Note: You need sudo because only root can write to /usr/local and -r for cp means to recursively copy the directories.

Now if you run bitcoind you will see this:

bitcoind now is successfully installed and running (Ctrl+C to stop it). It is downloading the entire blockchain which is about 500GB.
Right now, we can't use bitcoind with TEOS. Some configuration options are missing.
Create a ~/.bitcoin/bitcoin.conf file and populate it using the instructions found here.

You should create strong rpcuser & rpcpassword.

Now run bitcoind again and let it sync. It might take up to a couple of days for the entire blockchain to be downloaded. You can check the number of blocks downloaded till moment by runnig the command bitcoin-cli getblockchaininfo.
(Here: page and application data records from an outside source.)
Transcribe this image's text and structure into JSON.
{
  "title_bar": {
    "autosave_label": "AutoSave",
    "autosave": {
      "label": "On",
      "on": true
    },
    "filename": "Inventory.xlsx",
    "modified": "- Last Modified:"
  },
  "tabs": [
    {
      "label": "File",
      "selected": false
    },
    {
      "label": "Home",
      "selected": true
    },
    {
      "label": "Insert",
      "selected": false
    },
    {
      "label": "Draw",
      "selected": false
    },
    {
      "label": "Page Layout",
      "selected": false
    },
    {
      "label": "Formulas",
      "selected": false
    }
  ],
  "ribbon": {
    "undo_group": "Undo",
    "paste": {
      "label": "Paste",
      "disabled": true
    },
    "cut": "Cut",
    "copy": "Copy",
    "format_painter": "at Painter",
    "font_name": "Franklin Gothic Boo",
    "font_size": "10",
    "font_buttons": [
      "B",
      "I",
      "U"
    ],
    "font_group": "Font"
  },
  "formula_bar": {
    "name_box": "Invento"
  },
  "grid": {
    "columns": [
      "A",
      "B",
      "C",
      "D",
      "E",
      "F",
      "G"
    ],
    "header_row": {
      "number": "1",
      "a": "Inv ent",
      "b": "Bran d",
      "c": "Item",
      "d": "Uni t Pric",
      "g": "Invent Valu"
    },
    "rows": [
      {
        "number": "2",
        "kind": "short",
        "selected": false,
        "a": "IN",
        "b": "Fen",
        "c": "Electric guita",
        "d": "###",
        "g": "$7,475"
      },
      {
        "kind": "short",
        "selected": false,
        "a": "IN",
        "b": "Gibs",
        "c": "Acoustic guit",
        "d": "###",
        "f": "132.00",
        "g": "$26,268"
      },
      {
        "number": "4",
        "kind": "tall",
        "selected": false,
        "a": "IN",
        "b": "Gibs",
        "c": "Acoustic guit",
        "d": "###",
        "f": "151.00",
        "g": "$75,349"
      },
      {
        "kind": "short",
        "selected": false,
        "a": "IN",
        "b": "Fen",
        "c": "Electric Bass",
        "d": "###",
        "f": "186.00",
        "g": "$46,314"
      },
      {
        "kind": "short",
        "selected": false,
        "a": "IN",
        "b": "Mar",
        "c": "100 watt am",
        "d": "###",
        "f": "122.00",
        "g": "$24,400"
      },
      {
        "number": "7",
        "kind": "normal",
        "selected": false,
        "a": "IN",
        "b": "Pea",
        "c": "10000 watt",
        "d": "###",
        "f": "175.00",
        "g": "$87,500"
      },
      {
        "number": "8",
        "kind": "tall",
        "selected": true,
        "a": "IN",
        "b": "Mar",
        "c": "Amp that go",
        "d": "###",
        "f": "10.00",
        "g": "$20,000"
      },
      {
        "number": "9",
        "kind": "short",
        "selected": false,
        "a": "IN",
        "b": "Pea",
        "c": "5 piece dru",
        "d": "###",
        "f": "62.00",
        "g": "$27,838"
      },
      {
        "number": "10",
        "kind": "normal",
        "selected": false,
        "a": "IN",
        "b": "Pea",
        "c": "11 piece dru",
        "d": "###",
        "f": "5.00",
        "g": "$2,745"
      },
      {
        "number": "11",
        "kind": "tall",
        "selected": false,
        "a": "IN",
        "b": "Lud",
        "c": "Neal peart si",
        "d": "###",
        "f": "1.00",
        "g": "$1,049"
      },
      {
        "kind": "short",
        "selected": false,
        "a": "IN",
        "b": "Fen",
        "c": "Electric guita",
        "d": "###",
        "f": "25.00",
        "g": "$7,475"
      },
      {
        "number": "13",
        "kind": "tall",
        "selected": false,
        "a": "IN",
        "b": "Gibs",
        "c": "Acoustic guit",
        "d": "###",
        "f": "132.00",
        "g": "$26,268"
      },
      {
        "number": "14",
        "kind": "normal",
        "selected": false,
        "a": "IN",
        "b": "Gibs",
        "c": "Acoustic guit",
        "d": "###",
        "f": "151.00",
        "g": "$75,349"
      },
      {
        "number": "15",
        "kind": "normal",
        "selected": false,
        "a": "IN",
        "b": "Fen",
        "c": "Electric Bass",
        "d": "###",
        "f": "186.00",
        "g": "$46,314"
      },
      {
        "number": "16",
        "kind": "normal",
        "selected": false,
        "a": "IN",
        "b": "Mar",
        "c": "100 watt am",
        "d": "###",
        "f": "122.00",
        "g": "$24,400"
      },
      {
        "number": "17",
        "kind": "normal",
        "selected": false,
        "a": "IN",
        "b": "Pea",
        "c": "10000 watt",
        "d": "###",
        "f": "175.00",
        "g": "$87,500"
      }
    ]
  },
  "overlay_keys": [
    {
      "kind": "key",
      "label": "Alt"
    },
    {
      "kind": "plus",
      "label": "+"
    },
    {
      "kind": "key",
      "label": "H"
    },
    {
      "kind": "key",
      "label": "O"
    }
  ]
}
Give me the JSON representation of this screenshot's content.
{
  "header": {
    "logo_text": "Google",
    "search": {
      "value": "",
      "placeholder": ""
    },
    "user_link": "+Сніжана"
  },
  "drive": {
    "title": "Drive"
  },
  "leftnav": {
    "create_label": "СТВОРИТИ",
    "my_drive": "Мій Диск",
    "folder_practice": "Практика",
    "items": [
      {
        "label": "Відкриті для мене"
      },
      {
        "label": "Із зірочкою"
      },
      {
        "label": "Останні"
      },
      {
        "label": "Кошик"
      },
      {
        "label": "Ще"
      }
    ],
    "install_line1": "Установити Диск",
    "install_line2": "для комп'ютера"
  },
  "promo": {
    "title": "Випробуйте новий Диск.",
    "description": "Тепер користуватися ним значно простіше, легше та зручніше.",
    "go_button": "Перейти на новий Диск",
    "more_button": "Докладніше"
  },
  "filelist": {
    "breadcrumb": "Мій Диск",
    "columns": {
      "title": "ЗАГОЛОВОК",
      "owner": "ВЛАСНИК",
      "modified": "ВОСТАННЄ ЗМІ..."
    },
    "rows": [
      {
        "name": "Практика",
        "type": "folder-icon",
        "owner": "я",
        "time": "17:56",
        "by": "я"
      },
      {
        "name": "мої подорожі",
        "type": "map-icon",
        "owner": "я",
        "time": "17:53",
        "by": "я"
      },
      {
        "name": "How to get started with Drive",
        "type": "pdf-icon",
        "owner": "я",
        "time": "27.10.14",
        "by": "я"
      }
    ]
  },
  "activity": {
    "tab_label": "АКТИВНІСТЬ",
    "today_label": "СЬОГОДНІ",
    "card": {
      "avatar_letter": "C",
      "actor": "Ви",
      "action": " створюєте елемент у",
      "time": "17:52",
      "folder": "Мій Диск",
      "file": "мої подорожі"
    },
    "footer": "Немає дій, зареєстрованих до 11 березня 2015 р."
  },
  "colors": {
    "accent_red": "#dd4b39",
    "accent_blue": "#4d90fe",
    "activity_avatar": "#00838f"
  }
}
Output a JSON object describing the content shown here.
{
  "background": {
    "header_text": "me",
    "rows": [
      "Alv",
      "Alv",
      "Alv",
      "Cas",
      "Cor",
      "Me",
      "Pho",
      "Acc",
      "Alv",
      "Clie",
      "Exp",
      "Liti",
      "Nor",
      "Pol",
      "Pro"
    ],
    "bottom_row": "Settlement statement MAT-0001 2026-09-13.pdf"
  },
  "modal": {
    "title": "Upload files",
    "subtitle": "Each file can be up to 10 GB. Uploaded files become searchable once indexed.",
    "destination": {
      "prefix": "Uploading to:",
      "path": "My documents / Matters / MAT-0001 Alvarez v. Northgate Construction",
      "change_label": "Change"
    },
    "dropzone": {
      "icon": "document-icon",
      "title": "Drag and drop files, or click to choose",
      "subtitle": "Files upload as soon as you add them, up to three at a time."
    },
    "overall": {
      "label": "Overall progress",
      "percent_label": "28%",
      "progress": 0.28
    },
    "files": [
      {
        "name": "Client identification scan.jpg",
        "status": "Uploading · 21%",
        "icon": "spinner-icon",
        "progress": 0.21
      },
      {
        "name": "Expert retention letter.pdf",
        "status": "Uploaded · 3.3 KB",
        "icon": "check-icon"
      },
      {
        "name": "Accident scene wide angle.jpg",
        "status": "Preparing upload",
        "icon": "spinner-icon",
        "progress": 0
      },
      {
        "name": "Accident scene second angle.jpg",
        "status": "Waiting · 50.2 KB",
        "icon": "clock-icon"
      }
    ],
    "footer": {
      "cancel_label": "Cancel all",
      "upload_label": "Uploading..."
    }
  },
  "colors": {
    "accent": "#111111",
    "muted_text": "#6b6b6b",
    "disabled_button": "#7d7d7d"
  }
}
Setting Up The Eye

First, you need to have cargo (Rust package manager) installed on your system.
Head up to and follow along to get Rust and cargo installed on your system. TEOS might publish static builds in the future so users won't have to install Rust and cargo to get their tower up.

Then, run the following commands to install TEOS (you will need to have git installed):

cd ~                                                    # Go to the home directory
git clone  # Clone the project
cd rust-teos                                            # Change directory to inside the project directory
cargo install --path teos                               # Install the binaries found in `teos` directory on the system. This will install `teosd` & `teos-cli`

cargo will start compiling the watchtower and it might take about 7~8 minutes in a poor CPU like Oracle Cloud's micros. After that, you will be able to run teosd or teos-cli from your terminal.

If you run teosd, you will get this error message:

That's because teosd needs to be configured just like bitcoind. Create the configuration file ~/.teos/teos.toml and populate it with teosd configuration options. You can find sample configuration options that you can copy from here.

Note that you will need to match some teosd and bitcoind options (e.g. the Network, RPC user, and RPC password).

Now when you run teosd from the terminal you will see:

Congratulations!! You have successfully setup your own watchtower and can go on a vacation knowing that your lightning channels are safe ;).

Send a test request to the tower using the following command:

curl -i -H "Accept: application/json" -H "Content-Type: application/json" -d '{"user_id": "03eee489cf70df7da8ac6254fce58b7e245b127022c15111edd856f8193ca75b51"}' -X POST TOWER_PUBLIC_IP:9814/register

This request will register a dummy user 03eee489cf70df7da8ac6254fce58b7e245b127022c15111edd856f8193ca75b51 with the tower. The response should be like this:

You can use bitcoin-cli stop and teos-cli stop commands to shutdown bitcoind and teosd respectively.

Right now, teosd doesn't have a daemon option like bitcoind. To run it in the background, start it, then press Ctrl + Z (this will stop teosd and give you the terminal back), then run bg in the terminal to continue the stopped job in the background, then finally run disown to disown the running job (this will keep the background job alive even after you exit the SSH session).